It’s time again to swat away the cobwebs from my brain and look back at a career that has been a blessing. Doing this Wednesday blog is enjoyable for me and I hope you get at least a little something out of it. Admittedly, it’s pretty self-absorbed, but I like thinking about the opportunities I have had in the newspaper business through the years.
I am frequently asked about the coaches I have dealt with. Who do I like? Who don’t I like? Who is the most difficult to deal with? Who is easiest?
Coaches are interesting. My first real introduction to a high-level coach was in high school, where Jim Davie was the football coach. I didn’t play football in high school because, well, I’m a wuss. But for some reason Davie took me under his wing and really was the guy most responsible for getting me involved in journalism. He was able to hook up a job for me at the Derby Daily Reporter, for which I am forever grateful.
Davie, now, was a load. He was loud and mean – or so it seemed – and he intimidated everyone in that high school. Nobody wanted to cross the man.
He and I left Derby at the same time, in 1973. I went to Wichita State to study journalism and he went to Southeast as football coach. Our paths would cross again in 1975, when I started covering high school sports for The Eagle. And Davie was as irascible as ever, but he always had something to say. To this day, my dealings with Davie are among the most enjoyable I’ve had.
He was the kind of guy who would call me on a Sunday morning to complain about something I had written. Because he had gotten me that job in high school, I think he felt like he held something over on me. And as a young reporter, I’m sure he did. I probably gave in to Davie’s whims and desires more than I should have. But at some point, I started talking back. And what had been a one-sided discussion turned into a debate. Davie was finding out that as I gained more confidence in what I was doing, he wasn’t able to push me around as much.
I think his respect for me increased. We developed a relationship. That was an important training ground for me as I continued to learn how to deal with those I was writing about.

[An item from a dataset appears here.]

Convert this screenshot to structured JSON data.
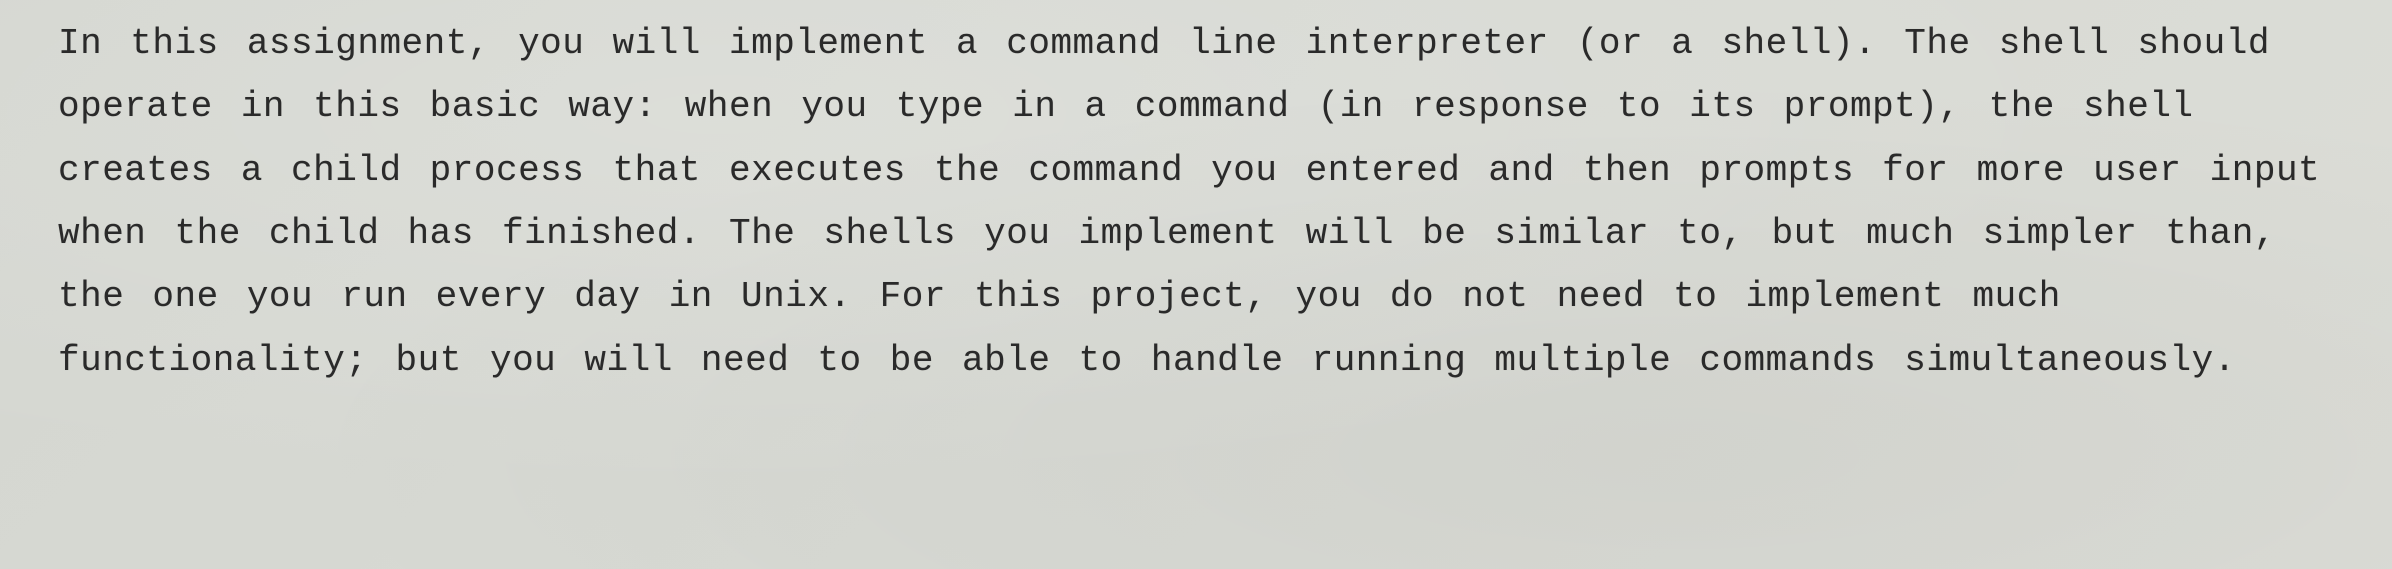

Coaches are, by nature, aggressive. They like to gain the upper hand, especially in their relationships with reporters. And it’s not easy for a green kid just out of school – or still in school, in my case – to find that balance. It’s not a reporter’s job to be antagonistic with a coach or anybody else. But it’s also not our job to just take whatever someone in power is giving.
Anyway, Davie was an instrumental figure in my career – both in helping me get into the newspaper business and then for learning the fine art of dealing with a strong-minded coach who was used to getting his way.
I’ll provide you with some quick thoughts on some other coaches I’ve covered in my career, too.
Bill Snyder – Obviously, not an easy guy to get to know. One-on-one interview opportunities with Snyder are few and far between. But those that I have had have been enjoyable. I don’t think there’s a phony bone in Snyder’s body. I think he’s genuinely the guy he appears to be, quirks and all. He’s a football geek, through and through. And he doesn’t get caught up in moments. The only time I’ve seen Snyder show raw emotion was after Kansas State lost to Texas A&M in the Big 12 championship game in St. Louis in 1998. That loss, of course, probably kept K-State out of the national championship game. And it took a good long while for Snyder to compose himself enough to be able to talk to the media after it was over.
Bill Self – Good, good guy. And a quote machine. For years, Self has made covering Kansas basketball easy because of his ability to communicate. Ask Self a question – even a bad question – and you get a great, thoughtful answer. He’s a “quote machine,” as we in the media say about a guy who can fill up a notebook. Self has never had a Barack Obama First Debate moment. He’s A-game every time.
Gregg Marshall – Marshall is sensitive. But he’s also really smart and another guy who can be among the best quotes out there, when he’s feeling it. There are a few times each season when Marshall just isn’t in the mood. It’s easy to determine when those times come about and I just refrain from asking too many questions. We’ve had our moments, which isn’t surprising given what the two of us do for a living. But Marshall doesn’t dwell on a tiff for long. When it’s over, it’s over. I think he’s a fantastic basketball coach and I think he’s genuine.
That’s enough for now. Thanks, as always, for reading my blog.